Braille Writer has become a common usage term referring to the Perkins Braille Writer manufactured by Howe Press. These machines are the workhorses of manual braille preparation.
In using them, the index, long and ring fingers of each hand are placed on the keys to the left and right of the long space bar in the center front. Dots 1, 2 and 3 are created by pressing the left-hand index, long or ring finger. Dots 4, 5, and 6 are created by pressing the right-hand index, long or ring finger. To create more than one dot, the machine allows you to press those keys simultaneously.
The far left key is the sheet feed (line down) key. The far right is the backspace.

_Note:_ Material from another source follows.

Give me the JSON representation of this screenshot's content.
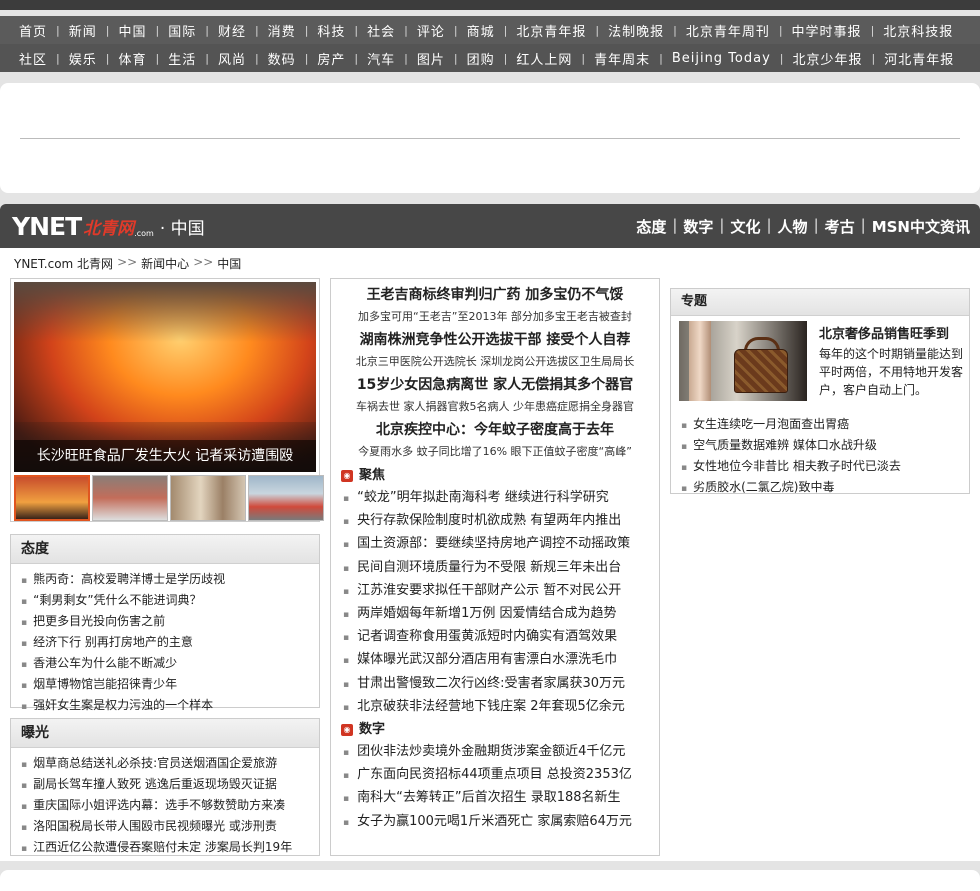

Paper is loaded from the back and wound into the machine completely before beginning. As each line is completed, the paper is fed out the back of the machine.

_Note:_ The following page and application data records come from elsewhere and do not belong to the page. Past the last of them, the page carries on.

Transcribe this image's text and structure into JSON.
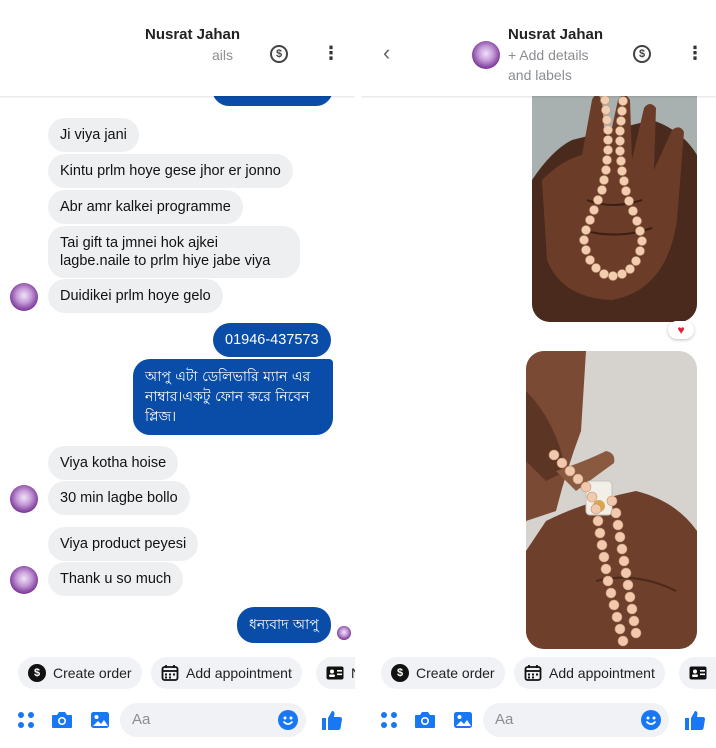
{
  "contact": {
    "name": "Nusrat Jahan",
    "subtitle_left": "ails",
    "subtitle_right_line1": "+ Add details",
    "subtitle_right_line2": "and labels"
  },
  "messages": [
    {
      "dir": "in",
      "text": "Ji viya jani"
    },
    {
      "dir": "in",
      "text": "Kintu prlm hoye gese jhor er jonno"
    },
    {
      "dir": "in",
      "text": "Abr amr kalkei programme"
    },
    {
      "dir": "in",
      "text": "Tai gift ta jmnei hok ajkei lagbe.naile to prlm hiye jabe viya"
    },
    {
      "dir": "in",
      "text": "Duidikei prlm hoye gelo"
    },
    {
      "dir": "out",
      "text": "01946-437573"
    },
    {
      "dir": "out",
      "text": "আপু এটা ডেলিভারি ম্যান এর নাম্বার।একটু ফোন  করে নিবেন প্লিজ।"
    },
    {
      "dir": "in",
      "text": "Viya kotha hoise"
    },
    {
      "dir": "in",
      "text": "30 min lagbe bollo"
    },
    {
      "dir": "in",
      "text": "Viya product peyesi"
    },
    {
      "dir": "in",
      "text": "Thank u so much"
    },
    {
      "dir": "out",
      "text": "ধন্যবাদ আপু"
    }
  ],
  "actions": {
    "create_order": "Create order",
    "add_appointment": "Add appointment",
    "more_left": "N",
    "more_right": ""
  },
  "composer": {
    "placeholder": "Aa"
  },
  "reactions": {
    "photo1": "heart"
  },
  "colors": {
    "outgoing_bubble": "#0a4da8",
    "incoming_bubble": "#eeeff1",
    "accent_blue": "#1877f2",
    "reaction_heart": "#e41e3f"
  },
  "icons": [
    "dollar-circle-icon",
    "more-vertical-icon",
    "back-chevron-icon",
    "apps-icon",
    "camera-icon",
    "gallery-icon",
    "emoji-icon",
    "thumbs-up-icon",
    "calendar-icon",
    "contact-card-icon",
    "heart-icon"
  ]
}
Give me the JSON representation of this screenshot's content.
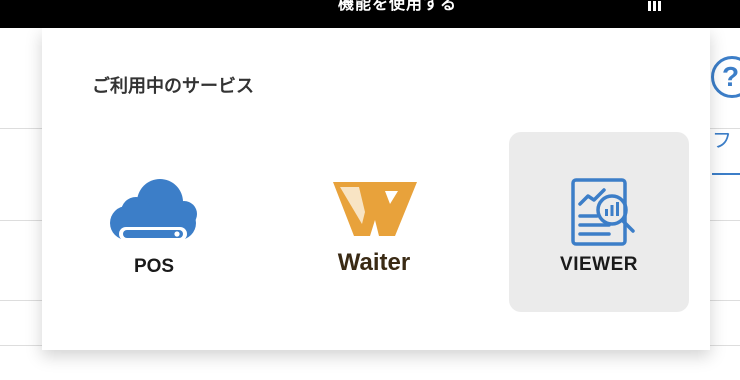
{
  "topbar": {
    "text": "機能を使用する"
  },
  "background": {
    "help_symbol": "?",
    "partial_tab_text": "フ"
  },
  "popup": {
    "title": "ご利用中のサービス",
    "services": [
      {
        "label": "POS",
        "icon": "cloud-pos-icon",
        "color": "#3c7ec8",
        "selected": false
      },
      {
        "label": "Waiter",
        "icon": "waiter-logo-icon",
        "color": "#e8a23b",
        "selected": false
      },
      {
        "label": "VIEWER",
        "icon": "viewer-report-icon",
        "color": "#3c7ec8",
        "selected": true
      }
    ]
  },
  "colors": {
    "accent_blue": "#3c7ec8",
    "waiter_orange": "#e8a23b",
    "waiter_text": "#3a2a14",
    "selected_bg": "#ebebeb"
  }
}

Note the length of the keys. Because of the pressure needed to press the keys, the manufacturer built in extra key length to allow the first two joints of the fingers to be on each key. Our typing and keyboarding teachers may have yelled at us for flattening out our fingers. Now, at last, flattening out the fingers is allowed, in fact encouraged.